The ages mentioned in the song are 15, 22, 33, 45, “halftime,” 67, and, with immense softness, 99 (that’s the part when I really, really lose it). Surely John Ondrasik must have been about 33 himself when the song was released in 2004, and my interpretation is that he was already, at the 1/3 mark to 100, nostalgic for the time in his life when he was about half his age – 15 years old – because then you still have so much time ahead of you.
What of “halftime”? That’s 50, midlife, the decade of the quinquagenarian. I’m 53 1/2 in a few days (we acknowledge half birthdays in my family), and I feel physically stronger, mentally more focused, and emotionally more stable than I ever have. I never want to return to half my age, 26 3/4; I was confused, needy, and blindly trying to correct the first set of big boo-boos of my life. Much of this blog will address how I have finally come to pull myself out of that mess.
The main goal of this blog is to emphasize that, by learning deeply from my blunders, I have made it to the halfway point on this 100-year mountain and can turn around and call out to others at their points on their climbs and say, “Hey, the view is awesome from here, come see this! Oh, but you know what? Be careful of that loose boulder off to your right, be sure to notice those purple flowers in the field to your left (unabashed reference to one of my fave films, The Color Purple), and you might want to consider taking that detour in the sketchy-looking stream – there’s the most rewarding surprise waterfall that everyone else misses.”

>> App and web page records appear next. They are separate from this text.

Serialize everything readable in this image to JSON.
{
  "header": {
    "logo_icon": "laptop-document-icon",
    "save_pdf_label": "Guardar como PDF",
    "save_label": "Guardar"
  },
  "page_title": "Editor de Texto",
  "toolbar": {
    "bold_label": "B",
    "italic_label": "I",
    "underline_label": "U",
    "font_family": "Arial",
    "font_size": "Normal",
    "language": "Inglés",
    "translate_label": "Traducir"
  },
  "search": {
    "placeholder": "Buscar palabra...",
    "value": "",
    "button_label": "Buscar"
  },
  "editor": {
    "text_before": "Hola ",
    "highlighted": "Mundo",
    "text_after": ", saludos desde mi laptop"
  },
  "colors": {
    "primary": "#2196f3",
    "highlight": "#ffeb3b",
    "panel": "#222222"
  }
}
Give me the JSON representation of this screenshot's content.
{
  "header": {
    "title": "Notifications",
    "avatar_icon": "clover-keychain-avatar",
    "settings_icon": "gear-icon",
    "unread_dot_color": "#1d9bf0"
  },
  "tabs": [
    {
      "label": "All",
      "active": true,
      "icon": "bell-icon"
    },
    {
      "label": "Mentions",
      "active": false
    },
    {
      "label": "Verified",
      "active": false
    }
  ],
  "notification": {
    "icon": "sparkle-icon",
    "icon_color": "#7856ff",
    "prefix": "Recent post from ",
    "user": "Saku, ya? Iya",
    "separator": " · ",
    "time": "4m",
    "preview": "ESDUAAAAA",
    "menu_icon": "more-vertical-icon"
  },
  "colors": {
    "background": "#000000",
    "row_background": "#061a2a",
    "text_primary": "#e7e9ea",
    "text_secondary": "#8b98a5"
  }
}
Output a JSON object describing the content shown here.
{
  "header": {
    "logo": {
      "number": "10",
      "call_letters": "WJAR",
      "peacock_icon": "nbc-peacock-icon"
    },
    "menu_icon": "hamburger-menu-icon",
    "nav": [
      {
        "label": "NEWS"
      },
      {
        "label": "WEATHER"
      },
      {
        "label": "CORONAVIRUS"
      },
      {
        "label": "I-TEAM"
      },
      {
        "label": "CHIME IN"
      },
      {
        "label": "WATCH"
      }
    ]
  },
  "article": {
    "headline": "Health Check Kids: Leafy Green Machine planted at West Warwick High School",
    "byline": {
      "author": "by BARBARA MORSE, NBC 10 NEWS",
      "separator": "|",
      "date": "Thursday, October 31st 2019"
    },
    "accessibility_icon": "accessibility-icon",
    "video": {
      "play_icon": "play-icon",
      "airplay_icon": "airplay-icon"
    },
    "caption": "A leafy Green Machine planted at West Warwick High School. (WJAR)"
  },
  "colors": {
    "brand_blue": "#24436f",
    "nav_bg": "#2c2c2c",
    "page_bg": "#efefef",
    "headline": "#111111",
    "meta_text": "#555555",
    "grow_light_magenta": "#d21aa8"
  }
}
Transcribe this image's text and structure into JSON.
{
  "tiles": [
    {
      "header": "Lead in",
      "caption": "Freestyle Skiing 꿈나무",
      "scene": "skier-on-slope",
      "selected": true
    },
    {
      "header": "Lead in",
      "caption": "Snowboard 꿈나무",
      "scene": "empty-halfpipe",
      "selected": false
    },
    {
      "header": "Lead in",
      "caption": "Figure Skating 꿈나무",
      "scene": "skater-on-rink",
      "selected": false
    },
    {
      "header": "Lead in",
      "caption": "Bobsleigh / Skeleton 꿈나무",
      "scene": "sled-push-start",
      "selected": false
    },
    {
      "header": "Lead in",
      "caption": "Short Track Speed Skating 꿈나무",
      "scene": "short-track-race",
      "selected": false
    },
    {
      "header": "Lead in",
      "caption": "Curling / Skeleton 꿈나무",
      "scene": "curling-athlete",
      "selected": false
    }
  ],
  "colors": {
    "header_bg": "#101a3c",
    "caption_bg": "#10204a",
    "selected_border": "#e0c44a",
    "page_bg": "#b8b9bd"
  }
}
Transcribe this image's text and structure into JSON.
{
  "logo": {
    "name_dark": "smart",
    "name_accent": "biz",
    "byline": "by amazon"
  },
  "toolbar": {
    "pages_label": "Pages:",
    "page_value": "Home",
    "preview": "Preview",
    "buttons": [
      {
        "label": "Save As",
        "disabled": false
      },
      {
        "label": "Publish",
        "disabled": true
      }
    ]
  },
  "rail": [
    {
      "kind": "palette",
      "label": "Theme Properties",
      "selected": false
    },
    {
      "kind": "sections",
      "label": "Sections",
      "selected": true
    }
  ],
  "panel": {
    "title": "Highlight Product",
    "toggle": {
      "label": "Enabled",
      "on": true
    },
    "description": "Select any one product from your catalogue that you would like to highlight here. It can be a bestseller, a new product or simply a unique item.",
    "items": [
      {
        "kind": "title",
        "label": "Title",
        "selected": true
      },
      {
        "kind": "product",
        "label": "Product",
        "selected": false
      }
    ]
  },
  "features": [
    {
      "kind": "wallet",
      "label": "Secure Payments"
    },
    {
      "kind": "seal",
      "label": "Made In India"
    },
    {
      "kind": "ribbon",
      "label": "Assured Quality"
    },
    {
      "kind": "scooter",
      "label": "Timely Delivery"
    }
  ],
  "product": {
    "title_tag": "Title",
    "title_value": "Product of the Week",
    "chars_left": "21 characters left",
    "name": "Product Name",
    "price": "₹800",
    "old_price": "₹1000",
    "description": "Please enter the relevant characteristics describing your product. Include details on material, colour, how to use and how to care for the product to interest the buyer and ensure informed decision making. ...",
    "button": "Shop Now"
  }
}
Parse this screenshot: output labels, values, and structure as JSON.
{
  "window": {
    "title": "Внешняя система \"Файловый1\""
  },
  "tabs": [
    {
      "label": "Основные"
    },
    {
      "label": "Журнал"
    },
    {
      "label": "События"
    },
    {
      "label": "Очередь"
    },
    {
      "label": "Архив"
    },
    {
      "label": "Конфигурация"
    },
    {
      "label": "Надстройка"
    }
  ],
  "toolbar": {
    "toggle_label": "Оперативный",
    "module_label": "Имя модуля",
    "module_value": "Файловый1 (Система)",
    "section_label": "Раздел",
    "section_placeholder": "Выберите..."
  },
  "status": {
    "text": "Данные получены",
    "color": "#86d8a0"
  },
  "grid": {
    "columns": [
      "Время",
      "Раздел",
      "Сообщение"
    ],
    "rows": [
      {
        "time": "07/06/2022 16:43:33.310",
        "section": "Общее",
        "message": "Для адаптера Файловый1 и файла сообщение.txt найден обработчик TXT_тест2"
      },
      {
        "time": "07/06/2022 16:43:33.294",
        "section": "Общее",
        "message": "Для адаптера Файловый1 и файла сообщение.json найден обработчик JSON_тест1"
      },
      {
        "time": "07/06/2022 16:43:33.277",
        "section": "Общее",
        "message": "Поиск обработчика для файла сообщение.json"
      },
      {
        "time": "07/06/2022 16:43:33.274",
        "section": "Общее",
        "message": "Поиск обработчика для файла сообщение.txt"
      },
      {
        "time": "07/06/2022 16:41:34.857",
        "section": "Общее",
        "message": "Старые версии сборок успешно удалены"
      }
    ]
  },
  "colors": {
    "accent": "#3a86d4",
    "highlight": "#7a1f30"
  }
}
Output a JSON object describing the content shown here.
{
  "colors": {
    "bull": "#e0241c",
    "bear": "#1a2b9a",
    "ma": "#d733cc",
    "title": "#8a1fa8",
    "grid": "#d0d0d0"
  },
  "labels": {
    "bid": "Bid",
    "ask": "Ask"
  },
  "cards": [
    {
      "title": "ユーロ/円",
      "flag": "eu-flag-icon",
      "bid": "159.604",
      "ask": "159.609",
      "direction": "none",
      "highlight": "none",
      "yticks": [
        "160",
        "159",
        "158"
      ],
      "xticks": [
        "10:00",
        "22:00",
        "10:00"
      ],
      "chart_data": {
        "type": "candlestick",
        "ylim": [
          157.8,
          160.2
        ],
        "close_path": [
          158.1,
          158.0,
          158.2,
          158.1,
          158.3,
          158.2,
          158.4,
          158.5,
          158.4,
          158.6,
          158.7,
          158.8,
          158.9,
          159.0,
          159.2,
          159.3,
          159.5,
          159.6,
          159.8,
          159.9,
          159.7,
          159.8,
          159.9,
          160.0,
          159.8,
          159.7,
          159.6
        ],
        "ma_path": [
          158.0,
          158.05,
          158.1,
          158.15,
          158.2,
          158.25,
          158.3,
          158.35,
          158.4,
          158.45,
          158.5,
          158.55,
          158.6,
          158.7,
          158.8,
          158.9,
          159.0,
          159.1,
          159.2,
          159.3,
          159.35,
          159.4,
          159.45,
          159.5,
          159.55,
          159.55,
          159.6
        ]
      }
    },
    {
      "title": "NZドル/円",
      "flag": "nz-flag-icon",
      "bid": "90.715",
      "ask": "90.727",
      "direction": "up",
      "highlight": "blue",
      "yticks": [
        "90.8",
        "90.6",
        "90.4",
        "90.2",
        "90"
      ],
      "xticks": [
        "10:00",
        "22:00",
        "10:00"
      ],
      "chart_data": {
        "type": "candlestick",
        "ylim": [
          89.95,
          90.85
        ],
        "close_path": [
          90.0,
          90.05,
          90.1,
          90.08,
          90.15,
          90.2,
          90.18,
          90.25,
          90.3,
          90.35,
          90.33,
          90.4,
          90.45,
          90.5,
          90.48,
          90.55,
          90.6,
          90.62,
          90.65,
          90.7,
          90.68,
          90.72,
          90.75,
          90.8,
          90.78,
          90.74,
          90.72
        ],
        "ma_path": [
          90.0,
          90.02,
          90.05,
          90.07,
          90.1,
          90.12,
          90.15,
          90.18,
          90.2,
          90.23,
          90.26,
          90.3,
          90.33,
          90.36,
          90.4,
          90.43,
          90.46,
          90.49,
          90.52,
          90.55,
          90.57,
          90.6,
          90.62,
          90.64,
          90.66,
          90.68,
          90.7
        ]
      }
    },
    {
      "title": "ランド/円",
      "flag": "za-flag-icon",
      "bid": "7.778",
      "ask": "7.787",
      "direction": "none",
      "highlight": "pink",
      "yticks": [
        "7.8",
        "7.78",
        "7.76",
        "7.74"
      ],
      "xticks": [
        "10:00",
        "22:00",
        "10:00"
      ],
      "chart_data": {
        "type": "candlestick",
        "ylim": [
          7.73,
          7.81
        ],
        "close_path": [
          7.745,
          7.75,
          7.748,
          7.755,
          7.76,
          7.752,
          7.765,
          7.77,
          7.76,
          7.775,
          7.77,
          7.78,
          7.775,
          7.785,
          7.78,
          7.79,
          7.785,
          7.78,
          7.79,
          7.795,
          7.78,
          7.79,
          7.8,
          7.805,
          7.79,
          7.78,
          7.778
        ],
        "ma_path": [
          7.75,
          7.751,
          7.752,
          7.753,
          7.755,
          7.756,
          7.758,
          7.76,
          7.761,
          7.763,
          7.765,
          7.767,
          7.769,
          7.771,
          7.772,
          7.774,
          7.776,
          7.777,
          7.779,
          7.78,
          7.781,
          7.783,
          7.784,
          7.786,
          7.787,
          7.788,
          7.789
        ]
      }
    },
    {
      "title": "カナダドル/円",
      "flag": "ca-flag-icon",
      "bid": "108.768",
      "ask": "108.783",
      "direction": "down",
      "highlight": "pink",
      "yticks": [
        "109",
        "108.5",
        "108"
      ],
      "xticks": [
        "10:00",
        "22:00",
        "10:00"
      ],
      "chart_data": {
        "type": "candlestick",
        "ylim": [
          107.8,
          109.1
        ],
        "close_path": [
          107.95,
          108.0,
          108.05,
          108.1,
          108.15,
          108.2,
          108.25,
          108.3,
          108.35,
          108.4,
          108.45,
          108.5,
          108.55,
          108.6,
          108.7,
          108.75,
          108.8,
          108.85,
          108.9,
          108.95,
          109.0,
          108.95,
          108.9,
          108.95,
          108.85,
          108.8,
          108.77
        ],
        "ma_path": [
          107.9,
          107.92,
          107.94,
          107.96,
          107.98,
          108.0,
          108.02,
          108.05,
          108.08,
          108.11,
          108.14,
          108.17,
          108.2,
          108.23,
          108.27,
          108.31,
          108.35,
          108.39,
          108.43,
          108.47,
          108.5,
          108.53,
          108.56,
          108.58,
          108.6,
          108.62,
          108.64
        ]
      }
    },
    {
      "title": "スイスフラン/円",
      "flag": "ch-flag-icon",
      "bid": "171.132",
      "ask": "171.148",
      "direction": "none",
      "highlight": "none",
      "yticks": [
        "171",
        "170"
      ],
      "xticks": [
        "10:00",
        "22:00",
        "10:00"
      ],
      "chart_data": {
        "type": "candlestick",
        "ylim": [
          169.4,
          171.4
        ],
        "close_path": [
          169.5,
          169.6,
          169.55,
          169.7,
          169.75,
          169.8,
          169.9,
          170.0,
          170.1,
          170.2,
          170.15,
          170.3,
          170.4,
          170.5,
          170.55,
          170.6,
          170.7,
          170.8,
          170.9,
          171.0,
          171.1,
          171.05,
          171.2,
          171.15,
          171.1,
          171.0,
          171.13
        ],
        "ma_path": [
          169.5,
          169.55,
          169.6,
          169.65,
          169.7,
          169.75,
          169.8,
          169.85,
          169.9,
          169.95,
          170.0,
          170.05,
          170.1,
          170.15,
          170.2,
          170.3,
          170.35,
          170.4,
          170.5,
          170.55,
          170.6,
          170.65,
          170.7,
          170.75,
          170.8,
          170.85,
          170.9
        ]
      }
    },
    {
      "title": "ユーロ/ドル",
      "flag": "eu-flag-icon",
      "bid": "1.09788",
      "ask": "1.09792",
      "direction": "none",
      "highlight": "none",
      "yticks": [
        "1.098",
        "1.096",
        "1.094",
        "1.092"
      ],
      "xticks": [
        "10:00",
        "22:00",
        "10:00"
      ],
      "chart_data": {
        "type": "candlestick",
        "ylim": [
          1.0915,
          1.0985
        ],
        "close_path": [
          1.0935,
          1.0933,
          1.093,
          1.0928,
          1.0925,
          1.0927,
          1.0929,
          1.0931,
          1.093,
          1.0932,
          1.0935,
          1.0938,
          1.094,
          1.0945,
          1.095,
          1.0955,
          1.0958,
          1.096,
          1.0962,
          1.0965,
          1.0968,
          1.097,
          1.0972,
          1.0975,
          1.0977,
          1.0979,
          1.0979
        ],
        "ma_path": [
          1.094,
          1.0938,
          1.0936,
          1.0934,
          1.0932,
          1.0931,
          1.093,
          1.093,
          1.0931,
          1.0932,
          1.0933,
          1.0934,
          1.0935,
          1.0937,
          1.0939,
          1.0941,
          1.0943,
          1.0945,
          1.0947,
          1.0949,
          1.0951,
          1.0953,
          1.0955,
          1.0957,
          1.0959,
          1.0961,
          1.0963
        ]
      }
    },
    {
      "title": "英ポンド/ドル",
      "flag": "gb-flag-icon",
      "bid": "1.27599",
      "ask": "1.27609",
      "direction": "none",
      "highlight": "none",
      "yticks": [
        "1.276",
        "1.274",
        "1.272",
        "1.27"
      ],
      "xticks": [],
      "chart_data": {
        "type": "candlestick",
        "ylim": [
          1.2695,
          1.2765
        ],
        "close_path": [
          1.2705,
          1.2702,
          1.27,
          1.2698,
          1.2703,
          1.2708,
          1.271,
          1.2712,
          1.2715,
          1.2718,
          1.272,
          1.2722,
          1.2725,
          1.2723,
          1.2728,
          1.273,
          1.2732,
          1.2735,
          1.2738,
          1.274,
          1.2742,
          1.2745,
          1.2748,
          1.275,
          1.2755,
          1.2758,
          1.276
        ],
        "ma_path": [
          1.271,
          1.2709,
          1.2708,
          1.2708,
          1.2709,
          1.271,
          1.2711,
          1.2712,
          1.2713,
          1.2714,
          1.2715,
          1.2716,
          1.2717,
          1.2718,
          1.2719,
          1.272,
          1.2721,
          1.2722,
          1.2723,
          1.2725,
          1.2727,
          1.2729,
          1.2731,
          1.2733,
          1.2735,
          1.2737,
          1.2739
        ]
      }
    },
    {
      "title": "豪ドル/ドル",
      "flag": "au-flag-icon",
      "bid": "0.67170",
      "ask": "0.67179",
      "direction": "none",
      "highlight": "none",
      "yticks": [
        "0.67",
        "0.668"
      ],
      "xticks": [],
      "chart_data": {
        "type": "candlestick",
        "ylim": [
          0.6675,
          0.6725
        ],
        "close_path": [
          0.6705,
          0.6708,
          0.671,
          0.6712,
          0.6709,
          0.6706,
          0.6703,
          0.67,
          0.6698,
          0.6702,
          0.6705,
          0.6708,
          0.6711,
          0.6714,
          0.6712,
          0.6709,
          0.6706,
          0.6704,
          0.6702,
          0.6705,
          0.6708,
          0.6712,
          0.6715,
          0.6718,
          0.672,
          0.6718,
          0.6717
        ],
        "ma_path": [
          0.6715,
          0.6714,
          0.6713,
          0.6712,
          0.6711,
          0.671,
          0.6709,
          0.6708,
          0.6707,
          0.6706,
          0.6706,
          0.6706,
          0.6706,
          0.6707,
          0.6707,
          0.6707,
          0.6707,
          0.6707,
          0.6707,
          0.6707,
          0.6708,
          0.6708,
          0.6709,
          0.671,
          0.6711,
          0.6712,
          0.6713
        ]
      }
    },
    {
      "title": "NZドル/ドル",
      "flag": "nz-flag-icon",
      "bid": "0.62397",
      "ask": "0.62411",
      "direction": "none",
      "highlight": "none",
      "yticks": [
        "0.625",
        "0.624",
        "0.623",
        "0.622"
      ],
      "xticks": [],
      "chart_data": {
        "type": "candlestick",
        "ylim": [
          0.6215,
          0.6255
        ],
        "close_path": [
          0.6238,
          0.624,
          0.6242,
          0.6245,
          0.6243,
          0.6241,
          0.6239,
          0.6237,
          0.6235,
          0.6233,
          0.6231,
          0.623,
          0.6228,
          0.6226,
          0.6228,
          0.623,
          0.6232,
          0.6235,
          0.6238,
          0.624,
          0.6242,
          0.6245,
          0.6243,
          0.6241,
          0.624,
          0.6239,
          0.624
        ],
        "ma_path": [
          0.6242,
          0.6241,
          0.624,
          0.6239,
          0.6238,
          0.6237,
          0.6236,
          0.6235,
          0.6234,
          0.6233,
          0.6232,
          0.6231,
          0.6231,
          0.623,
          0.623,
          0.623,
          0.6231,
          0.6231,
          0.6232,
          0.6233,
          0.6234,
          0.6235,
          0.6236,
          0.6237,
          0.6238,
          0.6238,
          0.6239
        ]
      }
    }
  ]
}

Come join me on my climb, I’ve got plenty of maps and harnesses to share from when I was 15, 22, 33, 45, and now… “halftime.” It’s the time of the Quinquagen.